### EXERCISE PROMPT
Could you output each line below exactly as it appears, excluding any pictures?

-- -- --

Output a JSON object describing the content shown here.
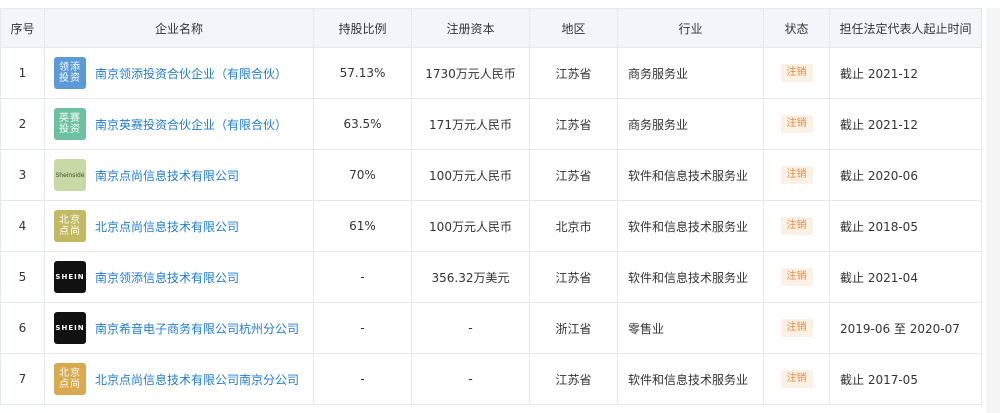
{
  "headers": {
    "index": "序号",
    "company": "企业名称",
    "ratio": "持股比例",
    "capital": "注册资本",
    "region": "地区",
    "industry": "行业",
    "status": "状态",
    "tenure": "担任法定代表人起止时间"
  },
  "rows": [
    {
      "index": "1",
      "logo_text": "领添投资",
      "logo_color": "#5b9bd5",
      "logo_style": "light",
      "company": "南京领添投资合伙企业（有限合伙）",
      "ratio": "57.13%",
      "capital": "1730万元人民币",
      "region": "江苏省",
      "industry": "商务服务业",
      "status": "注销",
      "tenure": "截止 2021-12"
    },
    {
      "index": "2",
      "logo_text": "英赛投资",
      "logo_color": "#6cc1a1",
      "logo_style": "light",
      "company": "南京英赛投资合伙企业（有限合伙）",
      "ratio": "63.5%",
      "capital": "171万元人民币",
      "region": "江苏省",
      "industry": "商务服务业",
      "status": "注销",
      "tenure": "截止 2021-12"
    },
    {
      "index": "3",
      "logo_text": "Sheinside",
      "logo_color": "#c7d9a5",
      "logo_style": "sheinside",
      "company": "南京点尚信息技术有限公司",
      "ratio": "70%",
      "capital": "100万元人民币",
      "region": "江苏省",
      "industry": "软件和信息技术服务业",
      "status": "注销",
      "tenure": "截止 2020-06"
    },
    {
      "index": "4",
      "logo_text": "北京点尚",
      "logo_color": "#c2b963",
      "logo_style": "light",
      "company": "北京点尚信息技术有限公司",
      "ratio": "61%",
      "capital": "100万元人民币",
      "region": "北京市",
      "industry": "软件和信息技术服务业",
      "status": "注销",
      "tenure": "截止 2018-05"
    },
    {
      "index": "5",
      "logo_text": "SHEIN",
      "logo_color": "#111111",
      "logo_style": "dark",
      "company": "南京领添信息技术有限公司",
      "ratio": "-",
      "capital": "356.32万美元",
      "region": "江苏省",
      "industry": "软件和信息技术服务业",
      "status": "注销",
      "tenure": "截止 2021-04"
    },
    {
      "index": "6",
      "logo_text": "SHEIN",
      "logo_color": "#111111",
      "logo_style": "dark",
      "company": "南京希音电子商务有限公司杭州分公司",
      "ratio": "-",
      "capital": "-",
      "region": "浙江省",
      "industry": "零售业",
      "status": "注销",
      "tenure": "2019-06 至 2020-07"
    },
    {
      "index": "7",
      "logo_text": "北京点尚",
      "logo_color": "#d9a94e",
      "logo_style": "light",
      "company": "北京点尚信息技术有限公司南京分公司",
      "ratio": "-",
      "capital": "-",
      "region": "江苏省",
      "industry": "软件和信息技术服务业",
      "status": "注销",
      "tenure": "截止 2017-05"
    }
  ]
}
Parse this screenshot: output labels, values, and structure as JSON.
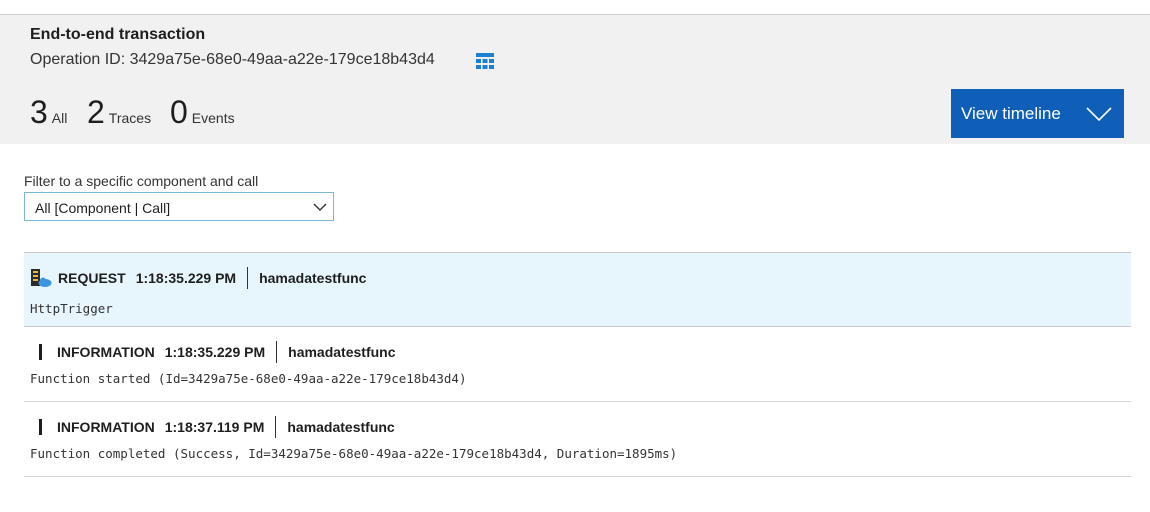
{
  "header": {
    "title": "End-to-end transaction",
    "operation_id_label": "Operation ID: 3429a75e-68e0-49aa-a22e-179ce18b43d4",
    "grid_icon": "grid-icon"
  },
  "counts": {
    "all": {
      "num": "3",
      "label": "All"
    },
    "traces": {
      "num": "2",
      "label": "Traces"
    },
    "events": {
      "num": "0",
      "label": "Events"
    }
  },
  "timeline_button": {
    "label": "View timeline",
    "icon": "chevron-down-icon"
  },
  "filter": {
    "label": "Filter to a specific component and call",
    "value": "All [Component | Call]"
  },
  "rows": [
    {
      "type": "REQUEST",
      "time": "1:18:35.229 PM",
      "component": "hamadatestfunc",
      "message": "HttpTrigger",
      "icon": "function-app-icon"
    },
    {
      "type": "INFORMATION",
      "time": "1:18:35.229 PM",
      "component": "hamadatestfunc",
      "message": "Function started (Id=3429a75e-68e0-49aa-a22e-179ce18b43d4)",
      "icon": "trace-icon"
    },
    {
      "type": "INFORMATION",
      "time": "1:18:37.119 PM",
      "component": "hamadatestfunc",
      "message": "Function completed (Success, Id=3429a75e-68e0-49aa-a22e-179ce18b43d4, Duration=1895ms)",
      "icon": "trace-icon"
    }
  ],
  "colors": {
    "accent": "#0f5fb8",
    "selected_row": "#e6f6fc",
    "header_bg": "#f1f1f1"
  }
}
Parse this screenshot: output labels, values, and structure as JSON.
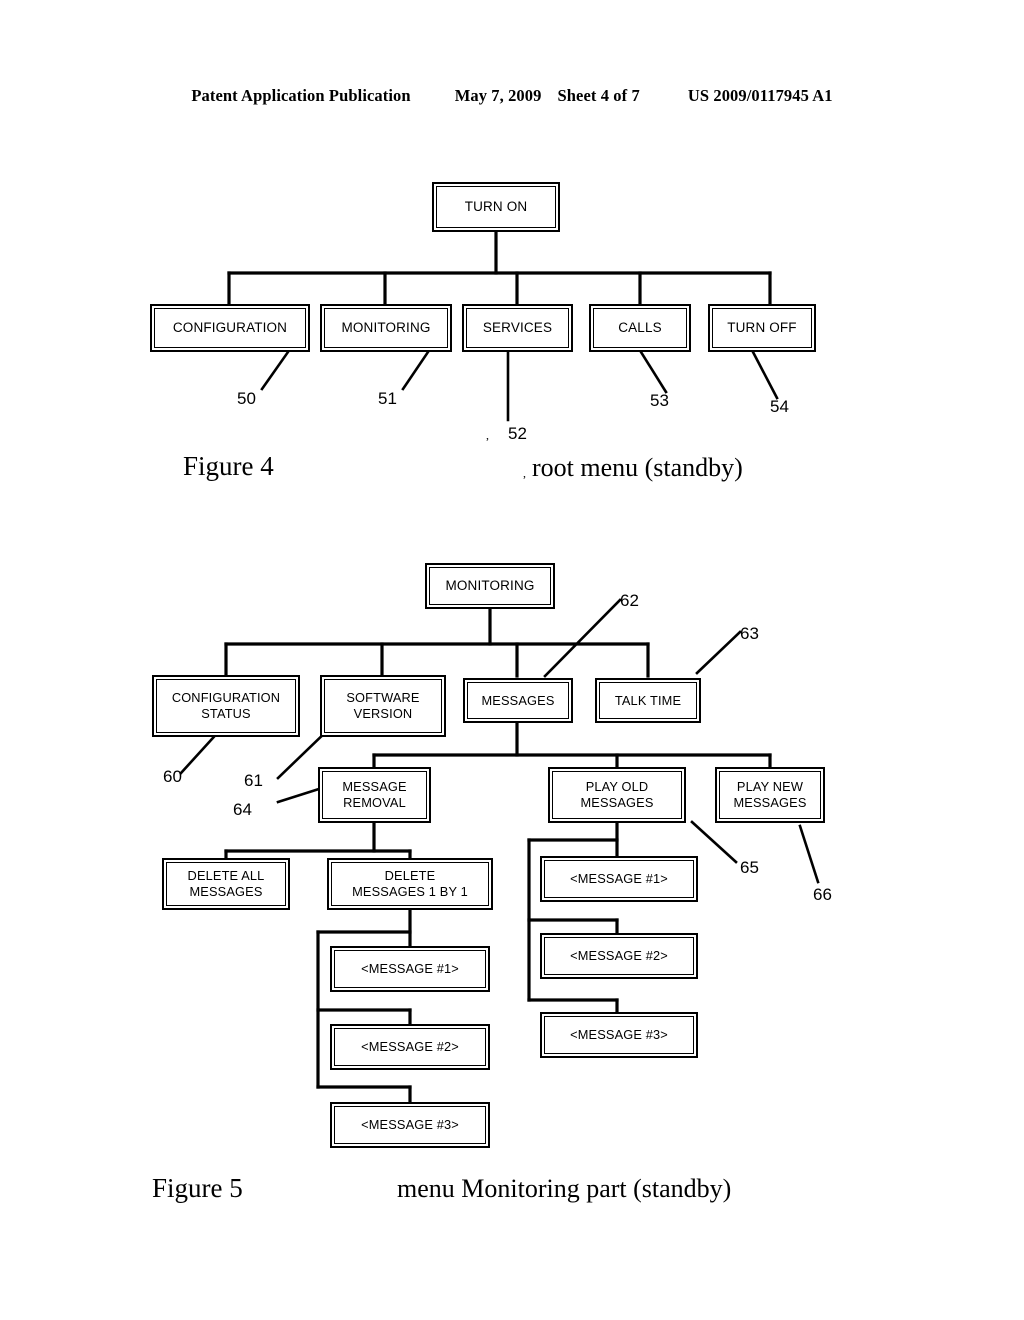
{
  "header": {
    "publication": "Patent Application Publication",
    "date": "May 7, 2009",
    "sheet": "Sheet 4 of 7",
    "patent_number": "US 2009/0117945 A1"
  },
  "figure4": {
    "caption": "Figure 4",
    "subtitle": "root menu (standby)",
    "root": {
      "label": "TURN ON"
    },
    "children": [
      {
        "label": "CONFIGURATION",
        "ref": "50"
      },
      {
        "label": "MONITORING",
        "ref": "51"
      },
      {
        "label": "SERVICES",
        "ref": "52"
      },
      {
        "label": "CALLS",
        "ref": "53"
      },
      {
        "label": "TURN OFF",
        "ref": "54"
      }
    ]
  },
  "figure5": {
    "caption": "Figure 5",
    "subtitle": "menu Monitoring part (standby)",
    "root": {
      "label": "MONITORING"
    },
    "level2": [
      {
        "label": "CONFIGURATION STATUS",
        "line1": "CONFIGURATION",
        "line2": "STATUS",
        "ref": "60"
      },
      {
        "label": "SOFTWARE VERSION",
        "line1": "SOFTWARE",
        "line2": "VERSION",
        "ref": "61"
      },
      {
        "label": "MESSAGES",
        "line1": "MESSAGES",
        "line2": "",
        "ref": "62"
      },
      {
        "label": "TALK TIME",
        "line1": "TALK TIME",
        "line2": "",
        "ref": "63"
      }
    ],
    "level3": [
      {
        "label": "MESSAGE REMOVAL",
        "line1": "MESSAGE",
        "line2": "REMOVAL",
        "ref": "64"
      },
      {
        "label": "PLAY OLD MESSAGES",
        "line1": "PLAY OLD",
        "line2": "MESSAGES",
        "ref": "65"
      },
      {
        "label": "PLAY NEW MESSAGES",
        "line1": "PLAY NEW",
        "line2": "MESSAGES",
        "ref": "66"
      }
    ],
    "level4": [
      {
        "label": "DELETE ALL MESSAGES",
        "line1": "DELETE ALL",
        "line2": "MESSAGES"
      },
      {
        "label": "DELETE MESSAGES 1 BY 1",
        "line1": "DELETE",
        "line2": "MESSAGES 1 BY 1"
      }
    ],
    "delete_chain": [
      {
        "label": "<MESSAGE #1>"
      },
      {
        "label": "<MESSAGE #2>"
      },
      {
        "label": "<MESSAGE #3>"
      }
    ],
    "play_chain": [
      {
        "label": "<MESSAGE #1>"
      },
      {
        "label": "<MESSAGE #2>"
      },
      {
        "label": "<MESSAGE #3>"
      }
    ]
  },
  "stray_marks": {
    "mark_52": ",",
    "mark_root": ","
  }
}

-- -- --

### SOLUTION
Output a JSON object describing the content shown here.
{
  "headers": {
    "index": "序号",
    "company": "企业名称",
    "ratio": "持股比例",
    "capital": "注册资本",
    "region": "地区",
    "industry": "行业",
    "status": "状态",
    "tenure": "担任法定代表人起止时间"
  },
  "rows": [
    {
      "index": "1",
      "logo_text": "领添投资",
      "logo_color": "#5b9bd5",
      "logo_style": "light",
      "company": "南京领添投资合伙企业（有限合伙）",
      "ratio": "57.13%",
      "capital": "1730万元人民币",
      "region": "江苏省",
      "industry": "商务服务业",
      "status": "注销",
      "tenure": "截止 2021-12"
    },
    {
      "index": "2",
      "logo_text": "英赛投资",
      "logo_color": "#6cc1a1",
      "logo_style": "light",
      "company": "南京英赛投资合伙企业（有限合伙）",
      "ratio": "63.5%",
      "capital": "171万元人民币",
      "region": "江苏省",
      "industry": "商务服务业",
      "status": "注销",
      "tenure": "截止 2021-12"
    },
    {
      "index": "3",
      "logo_text": "Sheinside",
      "logo_color": "#c7d9a5",
      "logo_style": "sheinside",
      "company": "南京点尚信息技术有限公司",
      "ratio": "70%",
      "capital": "100万元人民币",
      "region": "江苏省",
      "industry": "软件和信息技术服务业",
      "status": "注销",
      "tenure": "截止 2020-06"
    },
    {
      "index": "4",
      "logo_text": "北京点尚",
      "logo_color": "#c2b963",
      "logo_style": "light",
      "company": "北京点尚信息技术有限公司",
      "ratio": "61%",
      "capital": "100万元人民币",
      "region": "北京市",
      "industry": "软件和信息技术服务业",
      "status": "注销",
      "tenure": "截止 2018-05"
    },
    {
      "index": "5",
      "logo_text": "SHEIN",
      "logo_color": "#111111",
      "logo_style": "dark",
      "company": "南京领添信息技术有限公司",
      "ratio": "-",
      "capital": "356.32万美元",
      "region": "江苏省",
      "industry": "软件和信息技术服务业",
      "status": "注销",
      "tenure": "截止 2021-04"
    },
    {
      "index": "6",
      "logo_text": "SHEIN",
      "logo_color": "#111111",
      "logo_style": "dark",
      "company": "南京希音电子商务有限公司杭州分公司",
      "ratio": "-",
      "capital": "-",
      "region": "浙江省",
      "industry": "零售业",
      "status": "注销",
      "tenure": "2019-06 至 2020-07"
    },
    {
      "index": "7",
      "logo_text": "北京点尚",
      "logo_color": "#d9a94e",
      "logo_style": "light",
      "company": "北京点尚信息技术有限公司南京分公司",
      "ratio": "-",
      "capital": "-",
      "region": "江苏省",
      "industry": "软件和信息技术服务业",
      "status": "注销",
      "tenure": "截止 2017-05"
    }
  ]
}
Parse this screenshot: output labels, values, and structure as JSON.
{
  "header": {
    "title": "End-to-end transaction",
    "operation_id_label": "Operation ID: 3429a75e-68e0-49aa-a22e-179ce18b43d4",
    "grid_icon": "grid-icon"
  },
  "counts": {
    "all": {
      "num": "3",
      "label": "All"
    },
    "traces": {
      "num": "2",
      "label": "Traces"
    },
    "events": {
      "num": "0",
      "label": "Events"
    }
  },
  "timeline_button": {
    "label": "View timeline",
    "icon": "chevron-down-icon"
  },
  "filter": {
    "label": "Filter to a specific component and call",
    "value": "All [Component | Call]"
  },
  "rows": [
    {
      "type": "REQUEST",
      "time": "1:18:35.229 PM",
      "component": "hamadatestfunc",
      "message": "HttpTrigger",
      "icon": "function-app-icon"
    },
    {
      "type": "INFORMATION",
      "time": "1:18:35.229 PM",
      "component": "hamadatestfunc",
      "message": "Function started (Id=3429a75e-68e0-49aa-a22e-179ce18b43d4)",
      "icon": "trace-icon"
    },
    {
      "type": "INFORMATION",
      "time": "1:18:37.119 PM",
      "component": "hamadatestfunc",
      "message": "Function completed (Success, Id=3429a75e-68e0-49aa-a22e-179ce18b43d4, Duration=1895ms)",
      "icon": "trace-icon"
    }
  ],
  "colors": {
    "accent": "#0f5fb8",
    "selected_row": "#e6f6fc",
    "header_bg": "#f1f1f1"
  }
}
Parse this screenshot: output labels, values, and structure as JSON.
{
  "header": {
    "publication": "Patent Application Publication",
    "date": "May 7, 2009",
    "sheet": "Sheet 4 of 7",
    "patent_number": "US 2009/0117945 A1"
  },
  "figure4": {
    "caption": "Figure 4",
    "subtitle": "root menu (standby)",
    "root": {
      "label": "TURN ON"
    },
    "children": [
      {
        "label": "CONFIGURATION",
        "ref": "50"
      },
      {
        "label": "MONITORING",
        "ref": "51"
      },
      {
        "label": "SERVICES",
        "ref": "52"
      },
      {
        "label": "CALLS",
        "ref": "53"
      },
      {
        "label": "TURN OFF",
        "ref": "54"
      }
    ]
  },
  "figure5": {
    "caption": "Figure 5",
    "subtitle": "menu Monitoring part (standby)",
    "root": {
      "label": "MONITORING"
    },
    "level2": [
      {
        "label": "CONFIGURATION STATUS",
        "line1": "CONFIGURATION",
        "line2": "STATUS",
        "ref": "60"
      },
      {
        "label": "SOFTWARE VERSION",
        "line1": "SOFTWARE",
        "line2": "VERSION",
        "ref": "61"
      },
      {
        "label": "MESSAGES",
        "line1": "MESSAGES",
        "line2": "",
        "ref": "62"
      },
      {
        "label": "TALK TIME",
        "line1": "TALK TIME",
        "line2": "",
        "ref": "63"
      }
    ],
    "level3": [
      {
        "label": "MESSAGE REMOVAL",
        "line1": "MESSAGE",
        "line2": "REMOVAL",
        "ref": "64"
      },
      {
        "label": "PLAY OLD MESSAGES",
        "line1": "PLAY OLD",
        "line2": "MESSAGES",
        "ref": "65"
      },
      {
        "label": "PLAY NEW MESSAGES",
        "line1": "PLAY NEW",
        "line2": "MESSAGES",
        "ref": "66"
      }
    ],
    "level4": [
      {
        "label": "DELETE ALL MESSAGES",
        "line1": "DELETE ALL",
        "line2": "MESSAGES"
      },
      {
        "label": "DELETE MESSAGES 1 BY 1",
        "line1": "DELETE",
        "line2": "MESSAGES 1 BY 1"
      }
    ],
    "delete_chain": [
      {
        "label": "<MESSAGE #1>"
      },
      {
        "label": "<MESSAGE #2>"
      },
      {
        "label": "<MESSAGE #3>"
      }
    ],
    "play_chain": [
      {
        "label": "<MESSAGE #1>"
      },
      {
        "label": "<MESSAGE #2>"
      },
      {
        "label": "<MESSAGE #3>"
      }
    ]
  },
  "stray_marks": {
    "mark_52": ",",
    "mark_root": ","
  }
}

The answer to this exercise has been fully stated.